Pour salt onto the grapevine stump after pruning and cutting back the the root. You also can pour muriatic (pool) acid onto the root to kill it, and then dig it out, making sure to get all suckers and runners when doing so. Another method of killing grapevines is to use commercial chemicals such as Round-Up.
Shade or prevent sunlight from reaching the grapevine root. Plants need sun to complete osmosis. Place a bucket over the root stump to prevent any light from reaching it, or wrap and cover the root ball with black tarp or other covering, secure tightly and give the root several weeks to die. Remove dead roots immediately and discard.
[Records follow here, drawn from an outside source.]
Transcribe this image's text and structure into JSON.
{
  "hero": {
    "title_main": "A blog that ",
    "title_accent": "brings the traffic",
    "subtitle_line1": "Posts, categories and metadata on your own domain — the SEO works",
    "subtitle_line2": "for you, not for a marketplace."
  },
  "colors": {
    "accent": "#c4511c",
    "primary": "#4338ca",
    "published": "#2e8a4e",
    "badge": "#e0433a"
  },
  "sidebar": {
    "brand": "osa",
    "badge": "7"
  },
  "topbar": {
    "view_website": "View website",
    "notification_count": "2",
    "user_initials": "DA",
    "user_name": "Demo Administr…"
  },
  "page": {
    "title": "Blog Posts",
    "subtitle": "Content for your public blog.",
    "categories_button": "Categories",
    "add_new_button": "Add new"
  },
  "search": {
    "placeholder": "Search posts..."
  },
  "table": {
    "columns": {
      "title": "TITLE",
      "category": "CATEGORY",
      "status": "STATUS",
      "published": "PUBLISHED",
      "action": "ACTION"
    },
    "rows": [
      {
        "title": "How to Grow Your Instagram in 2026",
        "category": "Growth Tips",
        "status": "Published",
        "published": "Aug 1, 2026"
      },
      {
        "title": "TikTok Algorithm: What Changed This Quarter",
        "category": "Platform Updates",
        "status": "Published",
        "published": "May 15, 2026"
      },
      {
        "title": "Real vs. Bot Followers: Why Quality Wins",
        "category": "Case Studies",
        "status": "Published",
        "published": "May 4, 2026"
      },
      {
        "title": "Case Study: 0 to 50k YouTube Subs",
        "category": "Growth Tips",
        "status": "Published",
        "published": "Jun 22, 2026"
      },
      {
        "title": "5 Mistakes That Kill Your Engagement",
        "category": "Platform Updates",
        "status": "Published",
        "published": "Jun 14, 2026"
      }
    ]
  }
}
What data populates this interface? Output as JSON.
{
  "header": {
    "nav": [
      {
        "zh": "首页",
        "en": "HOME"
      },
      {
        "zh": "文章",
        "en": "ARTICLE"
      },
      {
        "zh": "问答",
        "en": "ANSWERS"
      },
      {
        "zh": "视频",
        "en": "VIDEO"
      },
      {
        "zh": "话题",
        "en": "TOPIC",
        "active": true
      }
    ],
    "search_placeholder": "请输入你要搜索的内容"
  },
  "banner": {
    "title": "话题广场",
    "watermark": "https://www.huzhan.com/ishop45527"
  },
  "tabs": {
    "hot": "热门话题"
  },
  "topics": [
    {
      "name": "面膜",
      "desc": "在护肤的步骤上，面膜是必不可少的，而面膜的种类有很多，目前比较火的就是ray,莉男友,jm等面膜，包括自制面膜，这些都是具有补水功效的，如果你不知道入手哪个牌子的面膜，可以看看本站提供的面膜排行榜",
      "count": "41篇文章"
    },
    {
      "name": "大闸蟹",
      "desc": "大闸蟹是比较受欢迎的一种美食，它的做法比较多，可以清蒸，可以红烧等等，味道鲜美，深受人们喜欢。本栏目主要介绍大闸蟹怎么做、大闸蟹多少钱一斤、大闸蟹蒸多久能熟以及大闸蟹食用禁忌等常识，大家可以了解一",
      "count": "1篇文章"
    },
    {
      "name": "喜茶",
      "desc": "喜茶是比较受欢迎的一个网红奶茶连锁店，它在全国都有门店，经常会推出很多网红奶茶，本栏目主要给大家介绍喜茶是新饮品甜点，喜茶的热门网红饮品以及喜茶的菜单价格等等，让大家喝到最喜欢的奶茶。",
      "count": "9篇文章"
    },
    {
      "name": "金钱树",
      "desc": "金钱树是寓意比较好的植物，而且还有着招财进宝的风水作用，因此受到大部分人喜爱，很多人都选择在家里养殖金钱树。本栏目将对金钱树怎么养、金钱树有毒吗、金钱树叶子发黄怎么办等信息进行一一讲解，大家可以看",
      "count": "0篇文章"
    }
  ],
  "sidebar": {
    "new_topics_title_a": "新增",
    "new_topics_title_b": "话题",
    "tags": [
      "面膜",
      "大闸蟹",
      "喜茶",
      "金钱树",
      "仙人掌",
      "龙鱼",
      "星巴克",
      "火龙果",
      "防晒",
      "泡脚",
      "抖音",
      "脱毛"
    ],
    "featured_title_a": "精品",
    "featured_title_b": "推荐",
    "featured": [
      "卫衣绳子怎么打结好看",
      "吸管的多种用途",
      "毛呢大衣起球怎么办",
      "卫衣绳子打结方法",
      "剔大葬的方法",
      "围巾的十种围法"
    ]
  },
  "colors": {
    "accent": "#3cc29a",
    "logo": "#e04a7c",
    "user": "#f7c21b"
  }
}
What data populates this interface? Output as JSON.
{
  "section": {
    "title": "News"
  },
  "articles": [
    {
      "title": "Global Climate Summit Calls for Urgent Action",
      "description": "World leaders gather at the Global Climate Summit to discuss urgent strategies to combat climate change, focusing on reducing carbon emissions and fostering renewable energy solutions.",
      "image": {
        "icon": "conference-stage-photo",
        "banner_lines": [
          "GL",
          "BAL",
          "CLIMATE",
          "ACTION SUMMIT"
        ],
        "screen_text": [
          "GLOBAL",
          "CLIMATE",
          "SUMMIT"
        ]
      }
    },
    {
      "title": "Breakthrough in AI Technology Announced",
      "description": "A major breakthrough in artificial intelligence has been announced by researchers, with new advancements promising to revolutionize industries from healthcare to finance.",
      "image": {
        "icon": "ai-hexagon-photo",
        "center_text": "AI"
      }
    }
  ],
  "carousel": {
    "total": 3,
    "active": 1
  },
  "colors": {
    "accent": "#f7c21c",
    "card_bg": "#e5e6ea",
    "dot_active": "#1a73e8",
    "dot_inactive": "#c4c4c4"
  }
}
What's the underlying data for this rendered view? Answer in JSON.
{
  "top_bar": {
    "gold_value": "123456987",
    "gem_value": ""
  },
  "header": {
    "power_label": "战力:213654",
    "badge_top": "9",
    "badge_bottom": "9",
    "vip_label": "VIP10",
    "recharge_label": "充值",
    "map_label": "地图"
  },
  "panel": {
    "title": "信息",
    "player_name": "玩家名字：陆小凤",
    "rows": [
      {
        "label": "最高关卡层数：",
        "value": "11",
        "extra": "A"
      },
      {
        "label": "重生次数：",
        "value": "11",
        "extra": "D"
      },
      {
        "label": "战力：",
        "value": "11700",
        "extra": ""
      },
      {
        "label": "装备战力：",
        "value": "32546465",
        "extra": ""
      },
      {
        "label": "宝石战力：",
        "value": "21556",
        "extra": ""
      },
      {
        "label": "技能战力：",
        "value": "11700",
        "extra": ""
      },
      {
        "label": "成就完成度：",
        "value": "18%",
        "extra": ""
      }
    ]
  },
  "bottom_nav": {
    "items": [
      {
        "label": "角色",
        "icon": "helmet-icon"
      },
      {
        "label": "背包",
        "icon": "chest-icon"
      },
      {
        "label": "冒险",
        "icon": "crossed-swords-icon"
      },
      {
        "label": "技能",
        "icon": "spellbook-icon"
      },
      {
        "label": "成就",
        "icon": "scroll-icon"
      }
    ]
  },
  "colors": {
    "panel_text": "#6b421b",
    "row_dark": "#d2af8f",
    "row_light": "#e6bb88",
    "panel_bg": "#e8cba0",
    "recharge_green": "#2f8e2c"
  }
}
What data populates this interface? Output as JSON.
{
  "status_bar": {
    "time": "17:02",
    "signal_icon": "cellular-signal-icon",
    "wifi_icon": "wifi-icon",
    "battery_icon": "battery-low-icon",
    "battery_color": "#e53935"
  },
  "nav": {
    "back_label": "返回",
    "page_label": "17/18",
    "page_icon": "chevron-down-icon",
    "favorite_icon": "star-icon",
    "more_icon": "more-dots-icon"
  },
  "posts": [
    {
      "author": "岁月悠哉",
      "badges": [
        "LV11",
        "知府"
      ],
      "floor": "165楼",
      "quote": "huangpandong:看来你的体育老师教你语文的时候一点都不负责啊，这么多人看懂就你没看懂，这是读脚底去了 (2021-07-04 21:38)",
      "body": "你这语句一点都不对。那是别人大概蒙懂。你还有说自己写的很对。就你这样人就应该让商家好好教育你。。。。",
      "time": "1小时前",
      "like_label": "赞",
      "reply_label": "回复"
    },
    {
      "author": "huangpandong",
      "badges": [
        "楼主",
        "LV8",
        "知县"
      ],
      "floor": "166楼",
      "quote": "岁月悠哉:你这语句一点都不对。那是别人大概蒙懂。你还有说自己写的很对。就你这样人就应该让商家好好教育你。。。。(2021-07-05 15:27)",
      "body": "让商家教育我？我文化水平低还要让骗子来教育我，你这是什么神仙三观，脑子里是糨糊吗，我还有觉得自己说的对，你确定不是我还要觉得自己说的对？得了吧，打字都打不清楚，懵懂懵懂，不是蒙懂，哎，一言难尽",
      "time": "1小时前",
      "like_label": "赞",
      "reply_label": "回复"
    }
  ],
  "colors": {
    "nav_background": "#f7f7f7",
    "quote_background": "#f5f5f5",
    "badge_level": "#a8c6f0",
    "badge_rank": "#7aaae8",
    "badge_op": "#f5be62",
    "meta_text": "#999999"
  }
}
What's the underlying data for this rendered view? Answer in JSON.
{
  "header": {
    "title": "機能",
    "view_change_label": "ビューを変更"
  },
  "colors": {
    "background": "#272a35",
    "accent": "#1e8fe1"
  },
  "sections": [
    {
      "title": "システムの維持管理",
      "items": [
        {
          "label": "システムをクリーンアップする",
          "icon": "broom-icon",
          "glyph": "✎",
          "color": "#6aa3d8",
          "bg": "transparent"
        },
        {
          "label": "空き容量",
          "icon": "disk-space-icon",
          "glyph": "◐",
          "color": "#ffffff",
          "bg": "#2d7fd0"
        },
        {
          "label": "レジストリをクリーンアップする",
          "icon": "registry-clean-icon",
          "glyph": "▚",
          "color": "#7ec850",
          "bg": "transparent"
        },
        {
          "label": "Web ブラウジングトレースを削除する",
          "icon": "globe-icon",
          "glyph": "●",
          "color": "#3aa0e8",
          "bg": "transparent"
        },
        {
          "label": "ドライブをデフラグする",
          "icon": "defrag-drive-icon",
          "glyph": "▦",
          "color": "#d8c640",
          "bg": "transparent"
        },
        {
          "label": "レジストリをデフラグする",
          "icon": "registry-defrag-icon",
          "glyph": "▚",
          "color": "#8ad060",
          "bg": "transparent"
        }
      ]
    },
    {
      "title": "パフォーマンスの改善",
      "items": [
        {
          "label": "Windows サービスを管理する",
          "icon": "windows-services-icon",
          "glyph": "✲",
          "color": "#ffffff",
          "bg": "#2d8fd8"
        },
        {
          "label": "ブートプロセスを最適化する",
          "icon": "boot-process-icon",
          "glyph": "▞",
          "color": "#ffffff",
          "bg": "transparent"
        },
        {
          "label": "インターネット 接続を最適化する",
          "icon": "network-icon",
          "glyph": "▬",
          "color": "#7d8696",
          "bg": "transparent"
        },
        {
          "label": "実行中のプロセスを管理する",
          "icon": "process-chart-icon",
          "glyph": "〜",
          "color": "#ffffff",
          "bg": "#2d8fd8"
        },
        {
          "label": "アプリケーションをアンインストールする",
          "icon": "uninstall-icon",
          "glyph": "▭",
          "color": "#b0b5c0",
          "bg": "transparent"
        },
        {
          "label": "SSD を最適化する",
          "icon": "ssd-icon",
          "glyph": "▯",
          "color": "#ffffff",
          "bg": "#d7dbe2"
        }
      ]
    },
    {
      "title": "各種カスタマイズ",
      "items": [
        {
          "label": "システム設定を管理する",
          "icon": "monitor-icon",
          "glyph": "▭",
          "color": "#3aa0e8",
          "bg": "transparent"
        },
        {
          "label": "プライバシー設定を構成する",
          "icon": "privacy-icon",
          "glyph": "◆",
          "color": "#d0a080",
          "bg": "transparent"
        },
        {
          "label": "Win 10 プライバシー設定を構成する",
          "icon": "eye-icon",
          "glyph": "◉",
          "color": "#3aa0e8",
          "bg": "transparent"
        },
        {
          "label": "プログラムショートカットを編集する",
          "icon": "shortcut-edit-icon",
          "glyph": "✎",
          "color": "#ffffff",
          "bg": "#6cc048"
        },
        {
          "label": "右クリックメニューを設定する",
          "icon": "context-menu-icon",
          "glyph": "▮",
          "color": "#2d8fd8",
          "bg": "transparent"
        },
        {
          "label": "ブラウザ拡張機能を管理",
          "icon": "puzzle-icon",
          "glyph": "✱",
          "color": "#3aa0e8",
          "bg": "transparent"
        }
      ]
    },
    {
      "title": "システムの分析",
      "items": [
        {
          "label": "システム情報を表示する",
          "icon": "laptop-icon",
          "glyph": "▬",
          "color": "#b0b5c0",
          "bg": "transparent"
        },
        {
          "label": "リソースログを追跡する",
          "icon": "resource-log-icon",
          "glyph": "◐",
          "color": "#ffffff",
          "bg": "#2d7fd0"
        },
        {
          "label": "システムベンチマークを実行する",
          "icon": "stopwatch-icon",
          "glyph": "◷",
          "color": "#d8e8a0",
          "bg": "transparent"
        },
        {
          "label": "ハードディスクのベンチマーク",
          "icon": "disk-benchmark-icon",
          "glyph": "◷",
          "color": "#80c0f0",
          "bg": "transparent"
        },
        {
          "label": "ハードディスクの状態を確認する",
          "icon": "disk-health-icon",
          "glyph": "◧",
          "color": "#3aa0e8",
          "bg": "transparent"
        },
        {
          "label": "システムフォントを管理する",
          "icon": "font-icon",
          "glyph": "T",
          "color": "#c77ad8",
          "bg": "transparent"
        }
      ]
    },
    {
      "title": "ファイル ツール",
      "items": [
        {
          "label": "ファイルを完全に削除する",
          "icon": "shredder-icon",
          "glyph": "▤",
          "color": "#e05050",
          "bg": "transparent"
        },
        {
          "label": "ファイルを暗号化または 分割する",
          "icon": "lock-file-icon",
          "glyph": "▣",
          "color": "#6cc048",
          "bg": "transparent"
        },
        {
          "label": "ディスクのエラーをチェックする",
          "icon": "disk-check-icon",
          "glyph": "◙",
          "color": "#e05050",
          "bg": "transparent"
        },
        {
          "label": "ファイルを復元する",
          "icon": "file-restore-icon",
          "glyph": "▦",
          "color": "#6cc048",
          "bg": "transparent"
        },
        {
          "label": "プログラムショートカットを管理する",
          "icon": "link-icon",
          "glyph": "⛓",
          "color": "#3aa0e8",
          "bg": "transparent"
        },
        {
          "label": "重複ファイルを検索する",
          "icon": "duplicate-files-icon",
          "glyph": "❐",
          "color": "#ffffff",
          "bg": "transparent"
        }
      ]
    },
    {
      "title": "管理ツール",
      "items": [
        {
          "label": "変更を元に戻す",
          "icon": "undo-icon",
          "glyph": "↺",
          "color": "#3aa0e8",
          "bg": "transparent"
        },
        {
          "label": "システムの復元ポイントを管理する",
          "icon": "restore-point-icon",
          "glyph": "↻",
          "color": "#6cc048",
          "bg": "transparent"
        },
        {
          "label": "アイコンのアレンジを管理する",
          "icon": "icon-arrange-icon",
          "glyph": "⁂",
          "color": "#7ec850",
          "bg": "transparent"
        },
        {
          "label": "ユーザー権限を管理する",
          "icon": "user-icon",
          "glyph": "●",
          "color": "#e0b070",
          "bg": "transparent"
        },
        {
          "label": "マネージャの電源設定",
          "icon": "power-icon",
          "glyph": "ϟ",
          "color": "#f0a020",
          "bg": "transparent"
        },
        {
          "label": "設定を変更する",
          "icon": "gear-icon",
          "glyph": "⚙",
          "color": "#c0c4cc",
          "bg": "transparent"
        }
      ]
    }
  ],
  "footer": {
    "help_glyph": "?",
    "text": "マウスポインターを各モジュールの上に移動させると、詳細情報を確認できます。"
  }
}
Add two cups of vinegar to about one gallon of boiling water and pour onto the exposed grapevine root. Let sit for a few days, and repeat process if necessary. This has proved to be an effective method for killing wild grapevines for decades.